ACTION ITEM: In the listing below, count the lines with "Eric" and report only the figure.
--- START ---
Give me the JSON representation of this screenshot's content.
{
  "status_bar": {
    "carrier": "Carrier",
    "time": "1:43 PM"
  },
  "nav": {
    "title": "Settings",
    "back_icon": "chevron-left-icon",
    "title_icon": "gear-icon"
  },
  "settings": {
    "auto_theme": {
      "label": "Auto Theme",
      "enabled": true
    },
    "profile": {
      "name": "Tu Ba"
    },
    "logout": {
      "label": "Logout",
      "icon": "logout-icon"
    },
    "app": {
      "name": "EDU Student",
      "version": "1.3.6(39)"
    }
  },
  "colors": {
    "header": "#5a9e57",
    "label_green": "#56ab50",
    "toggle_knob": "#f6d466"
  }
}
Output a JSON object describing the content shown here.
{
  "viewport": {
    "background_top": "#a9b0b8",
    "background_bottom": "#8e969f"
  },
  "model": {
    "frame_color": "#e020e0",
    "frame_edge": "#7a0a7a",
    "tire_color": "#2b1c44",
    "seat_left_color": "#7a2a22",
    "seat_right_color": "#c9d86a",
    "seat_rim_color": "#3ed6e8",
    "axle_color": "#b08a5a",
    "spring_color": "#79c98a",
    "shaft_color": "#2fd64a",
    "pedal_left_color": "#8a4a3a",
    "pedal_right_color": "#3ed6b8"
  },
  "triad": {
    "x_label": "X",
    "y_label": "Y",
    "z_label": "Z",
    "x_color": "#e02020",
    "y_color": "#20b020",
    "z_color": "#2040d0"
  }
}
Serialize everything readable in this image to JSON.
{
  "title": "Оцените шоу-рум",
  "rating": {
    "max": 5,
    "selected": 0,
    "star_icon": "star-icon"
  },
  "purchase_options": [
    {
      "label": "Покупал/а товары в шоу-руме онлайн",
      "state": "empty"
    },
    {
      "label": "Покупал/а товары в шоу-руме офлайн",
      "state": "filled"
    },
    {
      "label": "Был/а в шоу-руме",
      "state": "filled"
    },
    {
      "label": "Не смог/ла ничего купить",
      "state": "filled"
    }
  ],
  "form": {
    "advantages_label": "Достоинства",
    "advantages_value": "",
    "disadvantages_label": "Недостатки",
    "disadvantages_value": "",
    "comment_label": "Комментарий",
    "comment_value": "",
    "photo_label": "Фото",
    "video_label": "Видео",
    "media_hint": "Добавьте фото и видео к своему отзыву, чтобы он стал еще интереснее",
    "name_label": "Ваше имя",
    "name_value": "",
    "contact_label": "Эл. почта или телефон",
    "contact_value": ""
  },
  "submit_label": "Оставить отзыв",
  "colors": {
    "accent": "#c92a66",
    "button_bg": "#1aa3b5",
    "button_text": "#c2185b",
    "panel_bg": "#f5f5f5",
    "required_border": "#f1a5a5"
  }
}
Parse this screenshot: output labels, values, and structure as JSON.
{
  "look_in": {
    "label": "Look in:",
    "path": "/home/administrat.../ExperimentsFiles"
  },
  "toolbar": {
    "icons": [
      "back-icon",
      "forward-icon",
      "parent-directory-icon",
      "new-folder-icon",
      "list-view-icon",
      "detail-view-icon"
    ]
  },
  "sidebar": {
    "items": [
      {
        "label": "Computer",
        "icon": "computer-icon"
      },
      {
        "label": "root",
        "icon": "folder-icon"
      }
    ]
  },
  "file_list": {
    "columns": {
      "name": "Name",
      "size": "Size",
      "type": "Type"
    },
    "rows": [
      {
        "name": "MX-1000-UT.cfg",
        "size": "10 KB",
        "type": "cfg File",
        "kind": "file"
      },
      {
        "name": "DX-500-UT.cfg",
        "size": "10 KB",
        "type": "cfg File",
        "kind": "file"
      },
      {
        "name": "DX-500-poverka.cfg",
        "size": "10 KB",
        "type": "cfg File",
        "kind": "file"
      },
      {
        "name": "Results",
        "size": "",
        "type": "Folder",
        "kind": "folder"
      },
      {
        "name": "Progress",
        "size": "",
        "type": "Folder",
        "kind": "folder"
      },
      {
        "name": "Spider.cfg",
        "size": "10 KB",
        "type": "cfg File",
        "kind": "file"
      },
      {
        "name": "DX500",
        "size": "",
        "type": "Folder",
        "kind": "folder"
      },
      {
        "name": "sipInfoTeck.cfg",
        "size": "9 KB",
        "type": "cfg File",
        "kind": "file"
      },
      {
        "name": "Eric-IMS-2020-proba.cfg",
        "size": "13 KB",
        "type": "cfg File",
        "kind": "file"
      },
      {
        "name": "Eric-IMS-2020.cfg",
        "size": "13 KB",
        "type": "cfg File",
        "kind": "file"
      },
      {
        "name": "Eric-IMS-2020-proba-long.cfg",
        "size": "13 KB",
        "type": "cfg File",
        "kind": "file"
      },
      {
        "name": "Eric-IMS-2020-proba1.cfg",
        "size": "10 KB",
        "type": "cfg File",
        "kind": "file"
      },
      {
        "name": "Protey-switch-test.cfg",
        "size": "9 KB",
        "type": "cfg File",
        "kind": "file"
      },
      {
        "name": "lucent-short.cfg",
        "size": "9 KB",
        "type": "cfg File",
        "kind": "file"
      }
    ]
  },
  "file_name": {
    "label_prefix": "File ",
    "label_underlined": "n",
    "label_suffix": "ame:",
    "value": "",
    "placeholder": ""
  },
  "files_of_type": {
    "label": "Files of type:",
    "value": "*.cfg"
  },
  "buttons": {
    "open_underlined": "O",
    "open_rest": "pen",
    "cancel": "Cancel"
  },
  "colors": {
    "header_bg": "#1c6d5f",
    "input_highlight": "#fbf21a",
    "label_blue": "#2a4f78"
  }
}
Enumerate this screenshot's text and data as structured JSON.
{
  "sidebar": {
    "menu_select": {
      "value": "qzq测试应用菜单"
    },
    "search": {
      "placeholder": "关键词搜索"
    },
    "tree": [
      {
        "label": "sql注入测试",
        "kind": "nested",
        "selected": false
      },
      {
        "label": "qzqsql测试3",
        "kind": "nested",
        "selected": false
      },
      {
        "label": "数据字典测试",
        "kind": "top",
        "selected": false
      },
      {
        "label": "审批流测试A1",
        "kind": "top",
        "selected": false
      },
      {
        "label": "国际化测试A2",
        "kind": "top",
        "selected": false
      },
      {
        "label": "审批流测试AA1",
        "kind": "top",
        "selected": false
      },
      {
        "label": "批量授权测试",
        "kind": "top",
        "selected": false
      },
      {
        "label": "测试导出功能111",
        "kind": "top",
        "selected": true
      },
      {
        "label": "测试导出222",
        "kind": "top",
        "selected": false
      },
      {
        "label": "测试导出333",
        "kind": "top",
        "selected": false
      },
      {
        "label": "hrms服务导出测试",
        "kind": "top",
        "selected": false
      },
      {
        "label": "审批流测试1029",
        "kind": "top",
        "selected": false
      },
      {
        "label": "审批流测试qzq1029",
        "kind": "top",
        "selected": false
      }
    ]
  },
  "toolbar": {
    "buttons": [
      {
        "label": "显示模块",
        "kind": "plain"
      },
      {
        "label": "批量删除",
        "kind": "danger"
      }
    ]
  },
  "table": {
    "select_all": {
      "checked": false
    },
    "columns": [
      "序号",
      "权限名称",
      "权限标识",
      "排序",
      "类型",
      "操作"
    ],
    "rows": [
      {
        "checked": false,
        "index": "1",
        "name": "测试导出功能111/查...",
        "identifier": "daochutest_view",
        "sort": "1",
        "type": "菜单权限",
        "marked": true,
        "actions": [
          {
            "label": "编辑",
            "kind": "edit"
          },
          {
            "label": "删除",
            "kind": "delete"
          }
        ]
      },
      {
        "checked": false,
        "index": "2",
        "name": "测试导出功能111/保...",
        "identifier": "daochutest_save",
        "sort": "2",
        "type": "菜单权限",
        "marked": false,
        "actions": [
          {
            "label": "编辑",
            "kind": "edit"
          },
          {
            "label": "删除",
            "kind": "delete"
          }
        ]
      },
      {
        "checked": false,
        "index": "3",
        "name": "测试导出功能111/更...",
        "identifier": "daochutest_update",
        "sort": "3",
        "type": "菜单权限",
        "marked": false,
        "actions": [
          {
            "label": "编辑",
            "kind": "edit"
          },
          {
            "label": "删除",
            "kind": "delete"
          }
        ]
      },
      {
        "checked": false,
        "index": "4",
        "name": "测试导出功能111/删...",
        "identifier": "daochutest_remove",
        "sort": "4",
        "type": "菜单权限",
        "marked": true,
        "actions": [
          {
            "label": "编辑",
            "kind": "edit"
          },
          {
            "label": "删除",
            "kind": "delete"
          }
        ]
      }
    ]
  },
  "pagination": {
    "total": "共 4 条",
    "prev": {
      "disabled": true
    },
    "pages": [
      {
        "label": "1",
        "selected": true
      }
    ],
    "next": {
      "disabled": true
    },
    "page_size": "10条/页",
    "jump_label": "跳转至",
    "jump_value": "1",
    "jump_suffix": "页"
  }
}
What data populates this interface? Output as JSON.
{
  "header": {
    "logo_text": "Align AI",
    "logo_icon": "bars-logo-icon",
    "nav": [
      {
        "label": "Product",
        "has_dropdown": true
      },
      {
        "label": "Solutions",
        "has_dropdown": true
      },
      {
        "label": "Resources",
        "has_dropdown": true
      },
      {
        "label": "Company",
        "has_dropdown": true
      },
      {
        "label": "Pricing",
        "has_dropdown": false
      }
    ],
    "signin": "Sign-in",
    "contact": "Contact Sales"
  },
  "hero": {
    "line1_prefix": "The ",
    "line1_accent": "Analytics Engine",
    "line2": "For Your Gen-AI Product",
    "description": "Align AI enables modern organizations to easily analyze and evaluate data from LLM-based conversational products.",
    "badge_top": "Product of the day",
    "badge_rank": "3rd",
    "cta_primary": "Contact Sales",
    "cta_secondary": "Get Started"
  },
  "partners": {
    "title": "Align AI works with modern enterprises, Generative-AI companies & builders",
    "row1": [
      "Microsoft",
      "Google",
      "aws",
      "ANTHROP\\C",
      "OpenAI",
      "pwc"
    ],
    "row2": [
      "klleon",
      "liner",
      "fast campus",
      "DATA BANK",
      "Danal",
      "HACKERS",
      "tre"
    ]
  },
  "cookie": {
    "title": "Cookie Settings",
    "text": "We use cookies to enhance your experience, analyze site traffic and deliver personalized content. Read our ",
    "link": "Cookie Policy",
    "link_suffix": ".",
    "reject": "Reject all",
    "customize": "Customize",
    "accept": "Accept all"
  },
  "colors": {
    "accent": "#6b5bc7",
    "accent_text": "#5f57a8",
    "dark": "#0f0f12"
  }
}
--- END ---
SOLUTION FOR THIS EXERCISE: 4